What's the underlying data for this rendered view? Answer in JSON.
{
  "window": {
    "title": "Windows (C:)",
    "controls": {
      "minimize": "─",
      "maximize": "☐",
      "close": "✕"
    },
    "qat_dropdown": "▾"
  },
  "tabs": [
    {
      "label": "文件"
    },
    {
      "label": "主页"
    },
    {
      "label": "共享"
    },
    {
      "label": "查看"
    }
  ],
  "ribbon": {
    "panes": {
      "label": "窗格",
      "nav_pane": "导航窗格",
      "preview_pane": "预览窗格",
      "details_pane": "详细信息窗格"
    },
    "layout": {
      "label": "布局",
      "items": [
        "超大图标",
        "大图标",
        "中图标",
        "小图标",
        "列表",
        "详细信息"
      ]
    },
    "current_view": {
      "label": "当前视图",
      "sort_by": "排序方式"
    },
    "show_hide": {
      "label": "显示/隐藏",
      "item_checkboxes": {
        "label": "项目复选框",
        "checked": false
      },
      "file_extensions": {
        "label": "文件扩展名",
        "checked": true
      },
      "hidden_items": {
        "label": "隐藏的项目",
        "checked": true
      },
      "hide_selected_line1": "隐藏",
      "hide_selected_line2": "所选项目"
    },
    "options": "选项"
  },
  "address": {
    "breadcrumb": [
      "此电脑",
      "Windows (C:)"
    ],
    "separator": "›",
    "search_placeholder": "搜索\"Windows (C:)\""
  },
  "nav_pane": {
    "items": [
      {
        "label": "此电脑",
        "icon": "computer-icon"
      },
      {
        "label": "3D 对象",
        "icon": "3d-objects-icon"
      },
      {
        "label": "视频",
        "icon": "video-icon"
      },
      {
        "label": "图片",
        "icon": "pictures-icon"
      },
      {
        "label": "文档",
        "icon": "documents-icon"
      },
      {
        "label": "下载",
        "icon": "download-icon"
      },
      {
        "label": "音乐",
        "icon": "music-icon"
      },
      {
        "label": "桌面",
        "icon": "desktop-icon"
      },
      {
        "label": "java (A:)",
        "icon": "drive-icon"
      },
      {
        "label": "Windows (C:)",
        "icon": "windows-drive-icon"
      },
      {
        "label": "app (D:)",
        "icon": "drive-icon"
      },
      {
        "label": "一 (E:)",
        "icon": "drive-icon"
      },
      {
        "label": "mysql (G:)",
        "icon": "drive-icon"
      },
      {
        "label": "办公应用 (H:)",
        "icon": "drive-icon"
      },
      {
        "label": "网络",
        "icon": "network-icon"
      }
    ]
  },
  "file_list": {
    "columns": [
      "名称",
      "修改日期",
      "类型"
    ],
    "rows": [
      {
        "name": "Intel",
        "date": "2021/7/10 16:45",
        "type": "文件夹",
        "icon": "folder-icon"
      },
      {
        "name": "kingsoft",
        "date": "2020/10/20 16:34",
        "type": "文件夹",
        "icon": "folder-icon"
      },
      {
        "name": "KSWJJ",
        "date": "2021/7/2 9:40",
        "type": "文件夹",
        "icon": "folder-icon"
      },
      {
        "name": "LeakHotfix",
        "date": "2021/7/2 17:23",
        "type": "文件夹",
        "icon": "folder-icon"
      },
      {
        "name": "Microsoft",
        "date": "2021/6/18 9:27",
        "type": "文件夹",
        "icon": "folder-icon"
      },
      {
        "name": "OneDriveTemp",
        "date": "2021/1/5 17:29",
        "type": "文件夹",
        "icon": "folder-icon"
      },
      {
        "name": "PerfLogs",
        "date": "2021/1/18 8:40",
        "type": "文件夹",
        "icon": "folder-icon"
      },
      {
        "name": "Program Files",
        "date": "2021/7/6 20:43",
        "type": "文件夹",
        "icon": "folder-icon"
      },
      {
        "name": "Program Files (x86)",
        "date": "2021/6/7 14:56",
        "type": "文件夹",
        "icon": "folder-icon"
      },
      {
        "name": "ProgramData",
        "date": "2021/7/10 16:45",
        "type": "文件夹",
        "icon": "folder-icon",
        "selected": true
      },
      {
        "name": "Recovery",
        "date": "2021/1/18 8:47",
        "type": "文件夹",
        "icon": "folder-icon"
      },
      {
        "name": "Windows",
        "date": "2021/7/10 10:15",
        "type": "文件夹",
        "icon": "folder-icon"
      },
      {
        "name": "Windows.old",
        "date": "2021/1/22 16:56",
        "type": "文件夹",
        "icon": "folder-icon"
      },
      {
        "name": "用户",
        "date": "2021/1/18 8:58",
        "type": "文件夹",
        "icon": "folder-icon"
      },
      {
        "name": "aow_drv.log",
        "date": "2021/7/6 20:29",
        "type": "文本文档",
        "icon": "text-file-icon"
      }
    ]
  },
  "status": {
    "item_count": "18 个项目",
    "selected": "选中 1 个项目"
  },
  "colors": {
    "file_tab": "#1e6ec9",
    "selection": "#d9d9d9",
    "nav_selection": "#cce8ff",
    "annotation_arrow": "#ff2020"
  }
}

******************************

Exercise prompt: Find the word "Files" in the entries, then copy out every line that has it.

Answer:
        "name": "Program Files",
        "name": "Program Files (x86)",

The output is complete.